Blue Jays ditch Francisco Cordero as fill-in closer, turn to Casey Janssen

8 Comments

Sergio Santos is still a few weeks from returning from a shoulder injury, but Francisco Cordero’s time filling in for him as the Blue Jays’ closer is over now.

Cordero’s latest ugly outing last night involved blowing his third save in five tries, leaving him with a 9.53 ERA, and the Blue Jays have stripped him of closing duties in favor of Casey Janssen.

And it sounds like Cordero has essentially been demoted to mop-up man, with Gregor Chisholm of MLB.com reporting that the Blue Jays will use Jason Frasor, Darren Oliver, and Luis Perez as Janssen’s setup men.
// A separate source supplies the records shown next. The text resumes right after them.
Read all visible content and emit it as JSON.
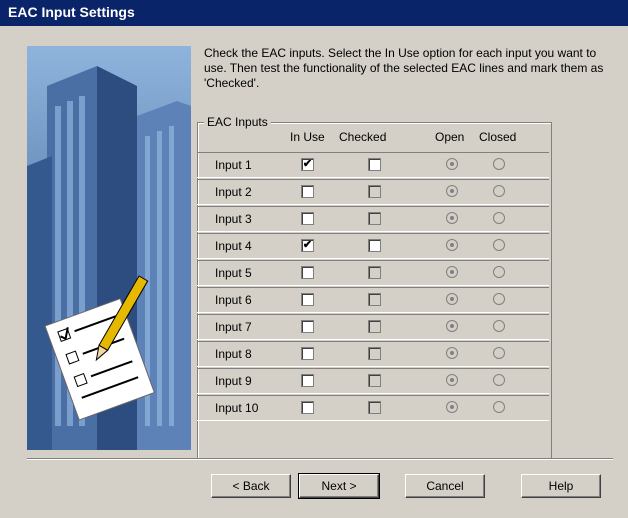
{
  "window": {
    "title": "EAC Input Settings"
  },
  "instructions": "Check the EAC inputs. Select the In Use option for each input you want to use. Then test the functionality of the selected EAC lines and mark them as 'Checked'.",
  "group": {
    "label": "EAC Inputs",
    "columns": {
      "in_use": "In Use",
      "checked": "Checked",
      "open": "Open",
      "closed": "Closed"
    }
  },
  "inputs": [
    {
      "label": "Input 1",
      "in_use": true
    },
    {
      "label": "Input 2",
      "in_use": false
    },
    {
      "label": "Input 3",
      "in_use": false
    },
    {
      "label": "Input 4",
      "in_use": true
    },
    {
      "label": "Input 5",
      "in_use": false
    },
    {
      "label": "Input 6",
      "in_use": false
    },
    {
      "label": "Input 7",
      "in_use": false
    },
    {
      "label": "Input 8",
      "in_use": false
    },
    {
      "label": "Input 9",
      "in_use": false
    },
    {
      "label": "Input 10",
      "in_use": false
    }
  ],
  "buttons": {
    "back": "< Back",
    "next": "Next >",
    "cancel": "Cancel",
    "help": "Help"
  },
  "colors": {
    "titlebar": "#0a246a",
    "face": "#d4d0c8"
  }
}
Cordero saved 37 games with a 2.45 ERA for the Reds last season, but his velocity was down and his strikeout rate plummeted to a career-low 5.4 per nine innings. He couldn’t find a closing job as a free agent, settling for a one-year, $4.5 million setup man deal from the Blue Jays.
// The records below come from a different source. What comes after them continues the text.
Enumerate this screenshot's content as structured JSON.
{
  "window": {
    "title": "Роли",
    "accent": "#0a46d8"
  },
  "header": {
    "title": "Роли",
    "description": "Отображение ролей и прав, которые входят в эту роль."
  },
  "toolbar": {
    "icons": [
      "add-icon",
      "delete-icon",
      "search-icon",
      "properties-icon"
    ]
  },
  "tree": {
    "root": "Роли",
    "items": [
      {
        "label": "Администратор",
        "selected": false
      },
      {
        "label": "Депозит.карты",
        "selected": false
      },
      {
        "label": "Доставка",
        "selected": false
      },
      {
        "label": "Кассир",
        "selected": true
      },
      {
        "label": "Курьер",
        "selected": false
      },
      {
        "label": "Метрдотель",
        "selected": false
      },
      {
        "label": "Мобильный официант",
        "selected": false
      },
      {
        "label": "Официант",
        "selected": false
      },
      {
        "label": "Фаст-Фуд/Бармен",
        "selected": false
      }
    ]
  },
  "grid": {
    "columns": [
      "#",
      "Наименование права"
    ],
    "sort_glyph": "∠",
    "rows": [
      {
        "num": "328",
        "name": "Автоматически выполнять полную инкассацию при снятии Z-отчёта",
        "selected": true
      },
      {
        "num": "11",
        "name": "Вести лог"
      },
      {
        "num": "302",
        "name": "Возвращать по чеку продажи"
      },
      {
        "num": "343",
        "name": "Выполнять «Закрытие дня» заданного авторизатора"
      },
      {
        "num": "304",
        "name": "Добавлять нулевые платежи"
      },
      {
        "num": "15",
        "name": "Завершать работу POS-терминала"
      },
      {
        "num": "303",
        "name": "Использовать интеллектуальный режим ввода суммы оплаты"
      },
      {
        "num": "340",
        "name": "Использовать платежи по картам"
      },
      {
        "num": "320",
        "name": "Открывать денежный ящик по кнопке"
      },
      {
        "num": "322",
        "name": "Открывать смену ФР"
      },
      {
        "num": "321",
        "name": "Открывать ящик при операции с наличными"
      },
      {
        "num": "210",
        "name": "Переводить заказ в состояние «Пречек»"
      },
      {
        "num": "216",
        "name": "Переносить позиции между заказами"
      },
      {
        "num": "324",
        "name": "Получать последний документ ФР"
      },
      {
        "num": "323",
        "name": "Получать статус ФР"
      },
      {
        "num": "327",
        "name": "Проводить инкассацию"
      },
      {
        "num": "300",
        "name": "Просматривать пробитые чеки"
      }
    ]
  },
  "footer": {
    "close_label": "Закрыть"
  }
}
Janssen has just nine career saves, including no more than two in any of the past four years, but if the first six weeks of this season has taught us anything it’s that being a “proven closer” doesn’t mean a damn thing.

The Marlins made another trade for international bonus pool money

Marlins
Leave a comment

The Miami Marlins’ primary offseason goal thus far appears to be acquiring as much international bonus pool money as possible. Last week they traded their closer to the Nationals to get some. This morning they traded a couple of low-level prospects to the Astros to get more. Specifically, they traded lefty reliever Brayan de Paula and outfielder Adonis Giron to Houston for an unknown amount of slot money.

De Paula, 19, has pitched in the Dominican Summer League for the past two seasons while posting a 3.05 ERA and 57/16 K/BB ratio over 59 innings. Giron, 17, has one season of Dominican Summer League experience under his belt, where he hit .255/.331/.362 with three homers in 67 games.

The Marlins have made no secret of the fact that they’re after top international prospect Victor Victor Mesa and, possibly, his younger brother, Victor Mesa, Jr., which would explain the stockpiling of bonus money.